Designers at the rosy dawn of their careers wisely seek out mentors such as Jody Trail of Sudbury, Massachusetts. But only so many make the grade. “I knew Sarah McGuire was the real thing when we were doing a shoot for a house on the Cape,” Trail says. “Sarah just chased the people off the beach so we could do the house. ‘Shoo, shoo, shoo’ she said, and it worked!” Boston-based McGuire and Trail and have since teamed up on Decor Kit, an online program that lets budget-minded clients get help decorating their houses. Fill out a questionnaire, send in pictures of the room you want to re-do, and Trail and McGuire send you a design plan. “Now that Domino magazine is gone, young people are desperate. They know their spaces aren’t coming together and feel stuck,” says Trail.
The intoxicating fragrance of summer rain on city pavement is hardly exclusive to Providence. And it’s drawing empty-nesters in droves to high-end projects such as Boston’s Intercontinental, the Mandarin and Four Seasons, as well as to townhouses in the South End, Back Bay and Beacon Hill. To describe the ins and outs, designer Leslie Fine of Boston teamed up with architect Douglas Dick of LDa Architects in Cambridge and builder Allison Perry Iantosca of FH Perry in Hopkinton, Massachusetts, on a panel at this year’s BSA Residential Show. Dick summed up working in these tight urban spaces as a “mad shuffle.” Just try moving a sprinkler situated in the center of a foyer awaiting the arrival of one those chandeliers with the cobalt rosettes. Get plans approved. Shut off all water on floor. Alert neighbors. Get inspectors over same day as installation.

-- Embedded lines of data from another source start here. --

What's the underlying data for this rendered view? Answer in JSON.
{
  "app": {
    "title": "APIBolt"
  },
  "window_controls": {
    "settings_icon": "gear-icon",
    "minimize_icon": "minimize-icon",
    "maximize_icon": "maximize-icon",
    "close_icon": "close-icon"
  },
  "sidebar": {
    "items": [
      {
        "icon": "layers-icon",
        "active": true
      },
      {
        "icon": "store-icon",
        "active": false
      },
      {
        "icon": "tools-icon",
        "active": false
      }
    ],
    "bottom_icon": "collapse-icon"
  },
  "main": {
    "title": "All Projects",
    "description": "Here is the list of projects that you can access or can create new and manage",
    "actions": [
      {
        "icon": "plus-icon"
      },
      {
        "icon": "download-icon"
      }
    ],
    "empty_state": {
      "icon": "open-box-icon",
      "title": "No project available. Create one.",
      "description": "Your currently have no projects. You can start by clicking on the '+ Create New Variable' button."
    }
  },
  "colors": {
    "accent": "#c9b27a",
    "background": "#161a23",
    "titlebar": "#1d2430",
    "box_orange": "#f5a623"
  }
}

Wallpaper is making a comeback, triggering many a childhood memory: for one homeowner it was how the peacock and pagoda patterns were lit by passing cars as she fell asleep, almost like a dream. “Bold wallpapers on the ceiling are hot,” says designer Susan Shulman of West Newton, Massachusetts. Designer Penny Daborn of Portland, Maine, agrees about the wallpaper comeback, noting the post-recessionary exuberance of citrus green and peacock blue on her latest color boards.
Don’t all oak floors look the same? There are only a certain number of finishes. If there’s a childhood memory attached it’s usually about splinters or spilt milk. But not anymore, according to Medfield architect David Sharff, who is in the midst of fusing two chopped-up Back Bay condos into a streamlined big one for a growing family. “The floors are a new product from Italy we found at Paris Ceramics in the Boston Design Center, manufactured by Itlas,” he says. “It’s a thickly veneered oak over plywood, a completely engineered product, so we knew what our particular finish was going to look like just from the sample.” Sharff is part of a team that includes interior designer Amy McFadden and one of Back Bay’s preferred builders, Rick Cantelli of C-Concept.
Surely, for some toddler a madeleine will prove mighty tasty eaten right off those imported boards. Hard-headed, dollars and cents advisers may wince and harrumph while unfurling their spreadsheets. But, fortunately, homeowners have equally sagacious voices in their corner. If anything, their architects and designers have become even more skilled at resolving the perplexities of future investment value with the fondest remembrances of things past.